USC leaders call on students to help stem the tide of the new coronavirus

Because most USC students are in their late teens, 20s and 30s, experts expect those diagnosed with COVID-19 to recover. But health officials said USC students can take action to protect others who are more vulnerable, whether that’s due to age or medical conditions.

A lot of students are very up-to-date and knowledgeable about what is going on, and they are really helping the cause.

Thu Nguyen-Knowles

“It’s really about how we can minimize their exposure to their parents, to those who have congestive heart failure or diabetes — the more high-risk people,” Nguyen-Knowles said. “This is how we can help the bigger community and decrease the number of sick patients ending up at the hospital.”

To encourage students to follow recommended guidelines and limit the spread of the illness, USC regularly reminds them about how they can help. Wash your hands regularly, Nguyen-Knowles said. Practice social distancing by staying at least 6 feet away from other people at all times. Stay indoors as much as possible, avoid public areas and use protective face masks or coverings during visits essential business or interactions with others.

“A lot of students are very up-to-date and knowledgeable about what is going on, and they are really helping the cause,” she said.

Despite the uncertainty of the coronavirus pandemic, Nguyen-Knowles expressed pride at how responsive and understanding her colleagues have been amid an ever-changing situation.

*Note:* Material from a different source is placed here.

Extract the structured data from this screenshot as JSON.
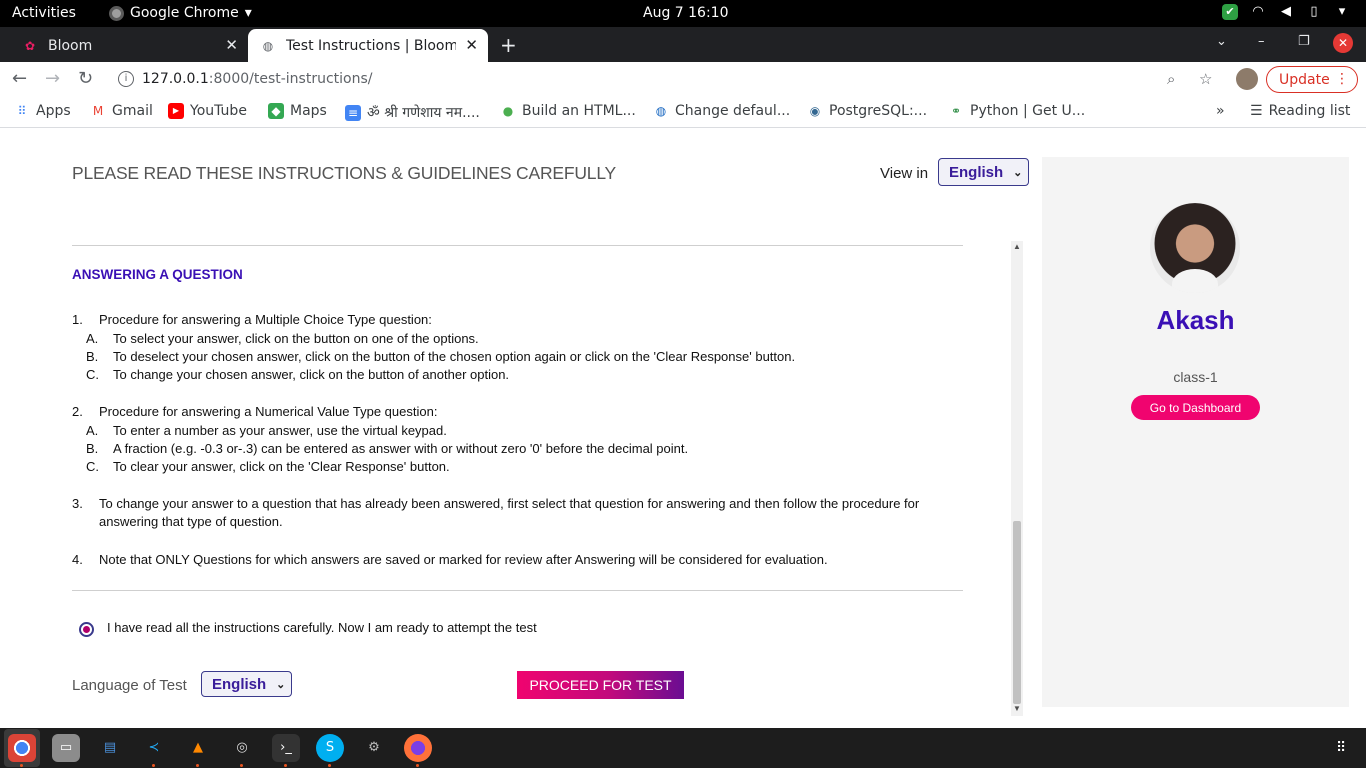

“We appreciate the flexibility and support that every department has given here, especially the nurses and clinicians and front office folks who are on the front lines and coming into work every day.”